_Task objective_
Go line by line through the data below, counting each one that has "this", and give the final count only.

Study material START

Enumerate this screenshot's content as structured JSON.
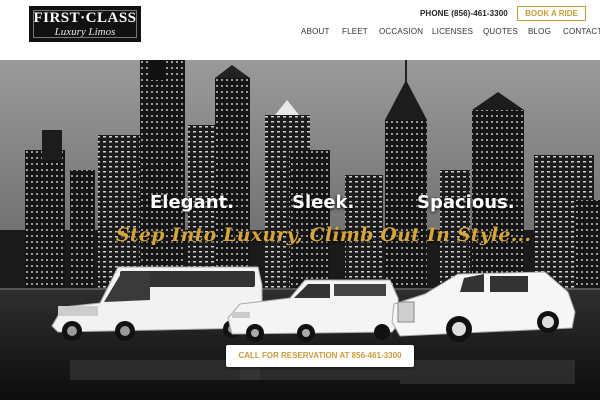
{
  "logo": {
    "line1": "FIRST·CLASS",
    "line2": "Luxury Limos"
  },
  "header": {
    "phone": "PHONE (856)-461-3300",
    "book_button": "BOOK A RIDE",
    "nav": [
      "ABOUT",
      "FLEET",
      "OCCASION",
      "LICENSES",
      "QUOTES",
      "BLOG",
      "CONTACT"
    ]
  },
  "hero": {
    "tag1": "Elegant.",
    "tag2": "Sleek.",
    "tag3": "Spacious.",
    "slogan": "Step Into Luxury, Climb Out In Style...",
    "cta": "CALL FOR RESERVATION AT 856-461-3300"
  },
  "colors": {
    "accent": "#c99a3b",
    "slogan_gold": "#d7a63a"
  }
}
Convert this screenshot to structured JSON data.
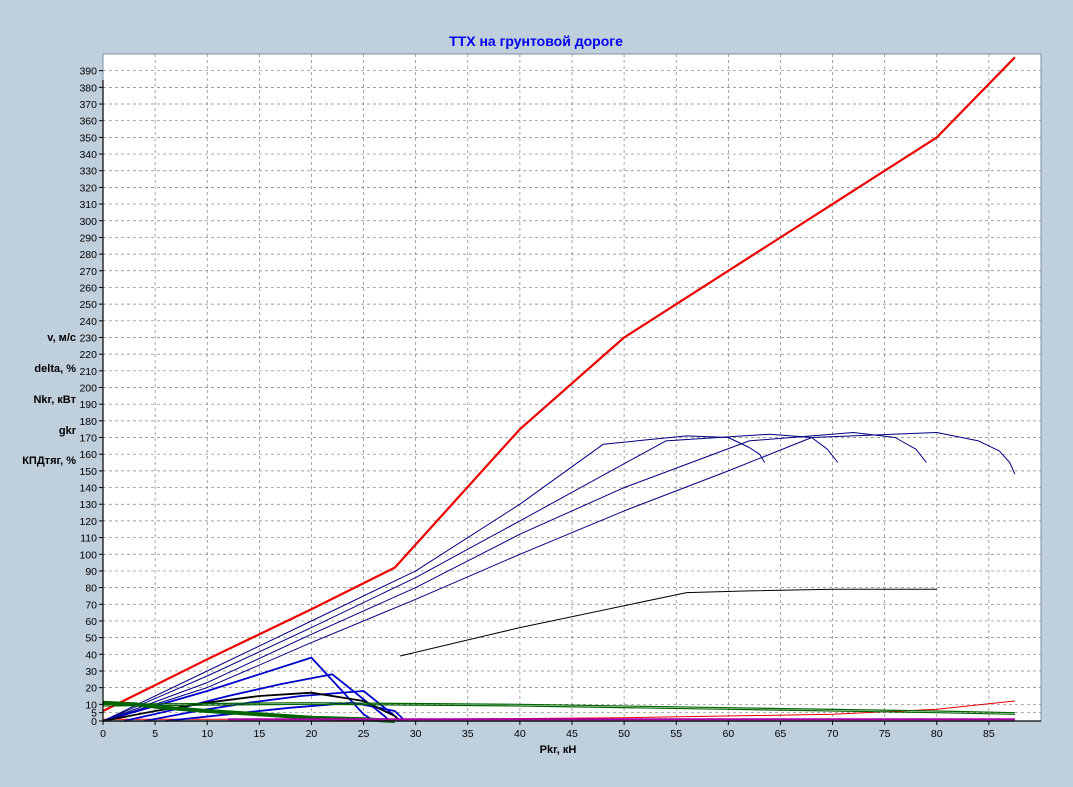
{
  "chart_data": {
    "type": "line",
    "title": "ТТХ на грунтовой дороге",
    "xlabel": "Pkr, кН",
    "ylabels": [
      "v, м/с",
      "delta, %",
      "Nkr, кВт",
      "gkr",
      "КПДтяг, %"
    ],
    "xlim": [
      0,
      90
    ],
    "ylim": [
      0,
      400
    ],
    "xticks": [
      0,
      5,
      10,
      15,
      20,
      25,
      30,
      35,
      40,
      45,
      50,
      55,
      60,
      65,
      70,
      75,
      80,
      85
    ],
    "yticks": [
      0,
      5,
      10,
      20,
      30,
      40,
      50,
      60,
      70,
      80,
      90,
      100,
      110,
      120,
      130,
      140,
      150,
      160,
      170,
      180,
      190,
      200,
      210,
      220,
      230,
      240,
      250,
      260,
      270,
      280,
      290,
      300,
      310,
      320,
      330,
      340,
      350,
      360,
      370,
      380,
      390
    ],
    "grid": true,
    "colors": {
      "background": "#c0cfdc",
      "plot_area": "#ffffff",
      "title": "#0000ee",
      "grid": "#808080"
    },
    "series": [
      {
        "color": "#ee0000",
        "width": 2.2,
        "points": [
          [
            0,
            6
          ],
          [
            10,
            37
          ],
          [
            20,
            67
          ],
          [
            28,
            92
          ],
          [
            40,
            175
          ],
          [
            50,
            230
          ],
          [
            60,
            270
          ],
          [
            70,
            310
          ],
          [
            80,
            350
          ],
          [
            87.5,
            398
          ]
        ]
      },
      {
        "color": "#ee0000",
        "width": 1,
        "points": [
          [
            0,
            1
          ],
          [
            30,
            1
          ],
          [
            50,
            2
          ],
          [
            70,
            4
          ],
          [
            80,
            7
          ],
          [
            87.5,
            12
          ]
        ]
      },
      {
        "color": "#000080",
        "width": 1,
        "points": [
          [
            0,
            0
          ],
          [
            10,
            30
          ],
          [
            20,
            60
          ],
          [
            30,
            90
          ],
          [
            40,
            130
          ],
          [
            48,
            166
          ],
          [
            56,
            171
          ],
          [
            60,
            170
          ],
          [
            62,
            164
          ],
          [
            63,
            160
          ],
          [
            63.5,
            155
          ]
        ]
      },
      {
        "color": "#000080",
        "width": 1,
        "points": [
          [
            0,
            0
          ],
          [
            10,
            27
          ],
          [
            20,
            56
          ],
          [
            30,
            86
          ],
          [
            40,
            120
          ],
          [
            54,
            168
          ],
          [
            64,
            172
          ],
          [
            68,
            170
          ],
          [
            69.5,
            163
          ],
          [
            70.5,
            155
          ]
        ]
      },
      {
        "color": "#000080",
        "width": 1,
        "points": [
          [
            0,
            0
          ],
          [
            10,
            23
          ],
          [
            20,
            52
          ],
          [
            30,
            80
          ],
          [
            40,
            112
          ],
          [
            50,
            140
          ],
          [
            62,
            168
          ],
          [
            72,
            173
          ],
          [
            76,
            170
          ],
          [
            78,
            163
          ],
          [
            79,
            155
          ]
        ]
      },
      {
        "color": "#000080",
        "width": 1,
        "points": [
          [
            0,
            0
          ],
          [
            10,
            20
          ],
          [
            20,
            47
          ],
          [
            30,
            73
          ],
          [
            40,
            100
          ],
          [
            50,
            126
          ],
          [
            60,
            150
          ],
          [
            68,
            170
          ],
          [
            80,
            173
          ],
          [
            84,
            168
          ],
          [
            86,
            162
          ],
          [
            87,
            155
          ],
          [
            87.5,
            148
          ]
        ]
      },
      {
        "color": "#000000",
        "width": 1,
        "points": [
          [
            28.5,
            39
          ],
          [
            40,
            56
          ],
          [
            56,
            77
          ],
          [
            62,
            78
          ],
          [
            70,
            79
          ],
          [
            80,
            79
          ]
        ]
      },
      {
        "color": "#0000cc",
        "width": 1.8,
        "points": [
          [
            0,
            0
          ],
          [
            5,
            9
          ],
          [
            10,
            18
          ],
          [
            15,
            28
          ],
          [
            20,
            38
          ],
          [
            25,
            4
          ],
          [
            26,
            0
          ]
        ]
      },
      {
        "color": "#0000cc",
        "width": 1.8,
        "points": [
          [
            2,
            0
          ],
          [
            7,
            7
          ],
          [
            12,
            15
          ],
          [
            17,
            22
          ],
          [
            22,
            28
          ],
          [
            27,
            3
          ],
          [
            27.5,
            0
          ]
        ]
      },
      {
        "color": "#0000cc",
        "width": 1.8,
        "points": [
          [
            4,
            0
          ],
          [
            9,
            6
          ],
          [
            14,
            11
          ],
          [
            19,
            15
          ],
          [
            25,
            18
          ],
          [
            28,
            3
          ],
          [
            28.5,
            0
          ]
        ]
      },
      {
        "color": "#0000cc",
        "width": 1.8,
        "points": [
          [
            6,
            0
          ],
          [
            12,
            4
          ],
          [
            18,
            8
          ],
          [
            24,
            11
          ],
          [
            28,
            6
          ],
          [
            29,
            0
          ]
        ]
      },
      {
        "color": "#000000",
        "width": 1.8,
        "points": [
          [
            0,
            0
          ],
          [
            5,
            6
          ],
          [
            10,
            11
          ],
          [
            15,
            15
          ],
          [
            20,
            17
          ],
          [
            25,
            12
          ],
          [
            28,
            3
          ],
          [
            28.5,
            0
          ]
        ]
      },
      {
        "color": "#006400",
        "width": 4,
        "points": [
          [
            0,
            11
          ],
          [
            3,
            10
          ],
          [
            6,
            8
          ],
          [
            10,
            6
          ],
          [
            15,
            4
          ],
          [
            20,
            2
          ],
          [
            25,
            1
          ],
          [
            28,
            0
          ]
        ]
      },
      {
        "color": "#006400",
        "width": 1.2,
        "points": [
          [
            0,
            10
          ],
          [
            20,
            11
          ],
          [
            40,
            10
          ],
          [
            60,
            8
          ],
          [
            80,
            6
          ],
          [
            87.5,
            5
          ]
        ]
      },
      {
        "color": "#006400",
        "width": 1.2,
        "points": [
          [
            0,
            9
          ],
          [
            20,
            10
          ],
          [
            40,
            9
          ],
          [
            60,
            7
          ],
          [
            80,
            5
          ],
          [
            87.5,
            4
          ]
        ]
      },
      {
        "color": "#808080",
        "width": 1.5,
        "points": [
          [
            0,
            0
          ],
          [
            87.5,
            0
          ]
        ]
      },
      {
        "color": "#aa00aa",
        "width": 2,
        "points": [
          [
            12,
            1
          ],
          [
            50,
            1
          ],
          [
            87.5,
            1
          ]
        ]
      }
    ]
  }
}
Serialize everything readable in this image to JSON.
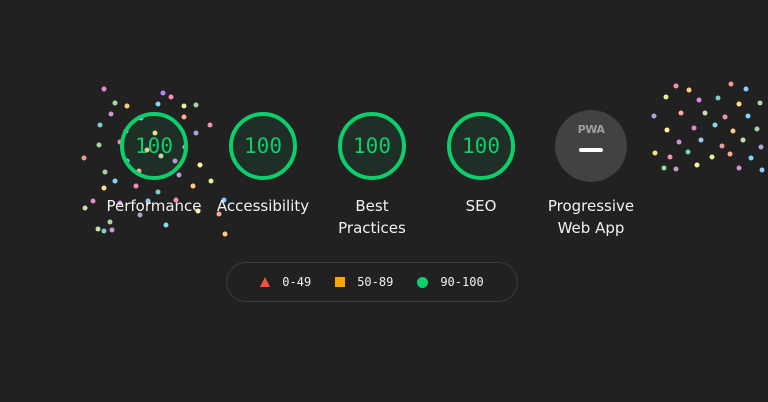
{
  "categories": [
    {
      "label": "Performance",
      "score": "100"
    },
    {
      "label": "Accessibility",
      "score": "100"
    },
    {
      "label": "Best Practices",
      "score": "100"
    },
    {
      "label": "SEO",
      "score": "100"
    },
    {
      "label": "Progressive Web App",
      "badge": "PWA"
    }
  ],
  "legend": {
    "fail": "0-49",
    "average": "50-89",
    "pass": "90-100"
  },
  "colors": {
    "background": "#212121",
    "pass": "#0cce6b",
    "average": "#ffa400",
    "fail": "#ff4e42",
    "pwa_badge": "#424242"
  }
}
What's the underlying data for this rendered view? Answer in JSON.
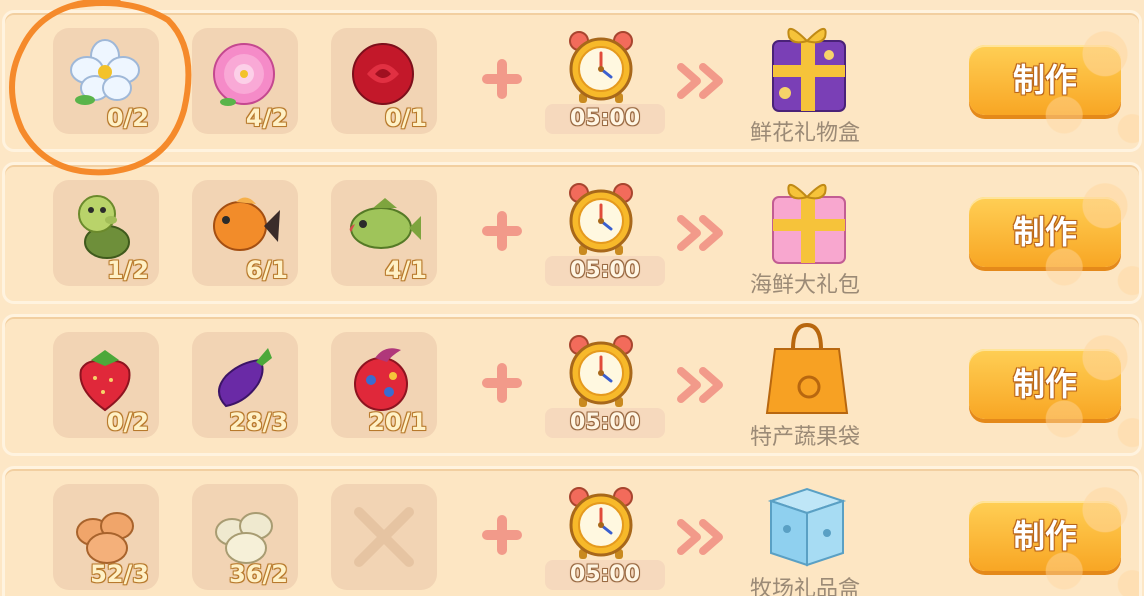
{
  "colors": {
    "background": "#fde7c6",
    "button_gradient_top": "#ffcf55",
    "button_gradient_bottom": "#f8a624",
    "annotation_circle": "#f58a2b",
    "plus_and_arrows": "#f29a8a"
  },
  "recipes": [
    {
      "ingredients": [
        {
          "icon": "white-flower-icon",
          "count": "0/2"
        },
        {
          "icon": "pink-peony-icon",
          "count": "4/2"
        },
        {
          "icon": "red-rose-icon",
          "count": "0/1"
        }
      ],
      "timer": "05:00",
      "product_icon": "purple-gift-box-icon",
      "product_name": "鲜花礼物盒",
      "button_label": "制作"
    },
    {
      "ingredients": [
        {
          "icon": "green-turtle-icon",
          "count": "1/2"
        },
        {
          "icon": "orange-fish-icon",
          "count": "6/1"
        },
        {
          "icon": "green-bass-fish-icon",
          "count": "4/1"
        }
      ],
      "timer": "05:00",
      "product_icon": "pink-gift-box-icon",
      "product_name": "海鲜大礼包",
      "button_label": "制作"
    },
    {
      "ingredients": [
        {
          "icon": "strawberry-icon",
          "count": "0/2"
        },
        {
          "icon": "eggplant-icon",
          "count": "28/3"
        },
        {
          "icon": "dragon-fruit-icon",
          "count": "20/1"
        }
      ],
      "timer": "05:00",
      "product_icon": "orange-shopping-bag-icon",
      "product_name": "特产蔬果袋",
      "button_label": "制作"
    },
    {
      "ingredients": [
        {
          "icon": "brown-eggs-icon",
          "count": "52/3"
        },
        {
          "icon": "white-eggs-icon",
          "count": "36/2"
        },
        {
          "icon": "empty-slot-x-icon",
          "count": ""
        }
      ],
      "timer": "05:00",
      "product_icon": "blue-gift-box-icon",
      "product_name": "牧场礼品盒",
      "button_label": "制作"
    }
  ]
}
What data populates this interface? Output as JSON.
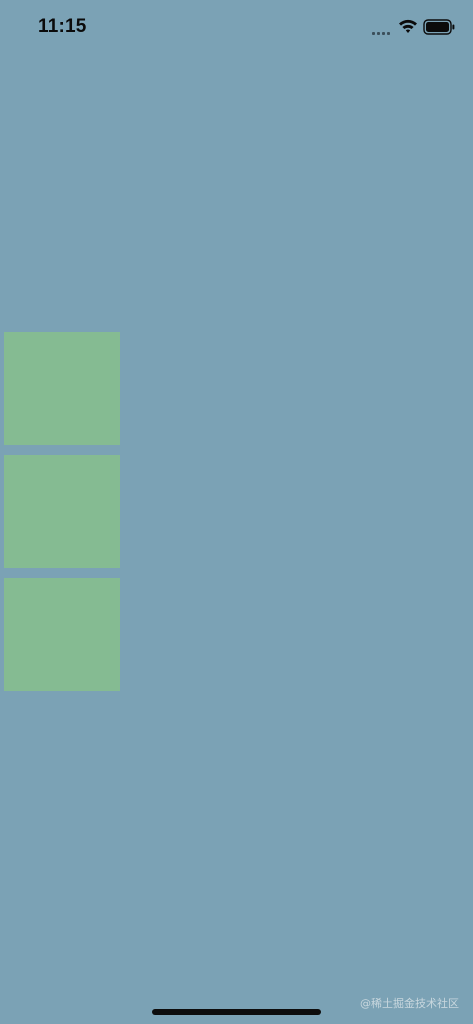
{
  "status_bar": {
    "time": "11:15",
    "icons": [
      "signal-icon",
      "wifi-icon",
      "battery-icon"
    ]
  },
  "content": {
    "squares": [
      {
        "name": "square-1",
        "color": "#85bb92"
      },
      {
        "name": "square-2",
        "color": "#85bb92"
      },
      {
        "name": "square-3",
        "color": "#85bb92"
      }
    ]
  },
  "background_color": "#7ba2b5",
  "watermark": "@稀土掘金技术社区"
}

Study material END

_Exercise output_
5